Was Diet Responsible for the Salem Witch Trials?
Because Halloween is coming up and we're all feeling extra-spooky this time of year, Bon Appetit has dredged up the original thesis from the 1970s that suggested a bad crop of rye was the culprit behind the "bewitched" villagers during the Salem Witch Trials.
Witchcraft at Salem Village, 1876 All this could have potentially been avoided on a gluten-free diet.
Historians have long disputed the cause of the mass hysteria in 1692 that left more than 20 villagers dead and dozens more accused of witchcraft. Possible explanations over the years have ranged from medical hysteria to teenage boredom, but in the seventies an undergraduate named Linnda Caporael linked the villagers' symptoms to ergot, a fungus that grows on rye -- which happened to be the main grain grown by Salem Village at the time.
Caporael had previously read about ergot poisoning in the Middle Ages, and when she heard about the villagers' symptoms, including hallucinations, convulsions, and skin-sensations, something clicked in her brain. Ergot contains similar chemicals to LSD, and symptoms from ergot poisoning include crawling skin sensations, vertigo, hallucinations, mania, and psychosis. Additionally, the weather patterns in Salem that year (early rains, warm spring, hot and stormy summer) and the marshy location of the rye that the afflicted girls were more likely to eat both lend themselves to increased likelihood of ergot growth on rye.

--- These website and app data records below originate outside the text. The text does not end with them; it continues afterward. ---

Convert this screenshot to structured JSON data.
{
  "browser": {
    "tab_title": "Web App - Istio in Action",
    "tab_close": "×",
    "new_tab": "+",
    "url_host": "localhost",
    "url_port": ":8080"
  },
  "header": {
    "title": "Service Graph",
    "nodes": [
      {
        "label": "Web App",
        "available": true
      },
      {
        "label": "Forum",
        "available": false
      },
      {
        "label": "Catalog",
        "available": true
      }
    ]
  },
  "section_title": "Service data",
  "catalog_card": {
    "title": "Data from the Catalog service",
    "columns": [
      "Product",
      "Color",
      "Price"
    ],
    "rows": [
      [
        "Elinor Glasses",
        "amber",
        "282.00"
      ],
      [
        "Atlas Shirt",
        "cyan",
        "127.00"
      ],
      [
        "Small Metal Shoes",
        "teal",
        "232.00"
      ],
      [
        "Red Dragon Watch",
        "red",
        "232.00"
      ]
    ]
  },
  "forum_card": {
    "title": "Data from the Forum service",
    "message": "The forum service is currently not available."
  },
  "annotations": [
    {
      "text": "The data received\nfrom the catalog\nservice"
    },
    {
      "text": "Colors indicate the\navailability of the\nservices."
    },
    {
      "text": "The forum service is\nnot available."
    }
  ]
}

We may never know what happened in Salem Village that summer, but it's a good reminder that what we eat can have long-lasting implications, even hundreds of years later.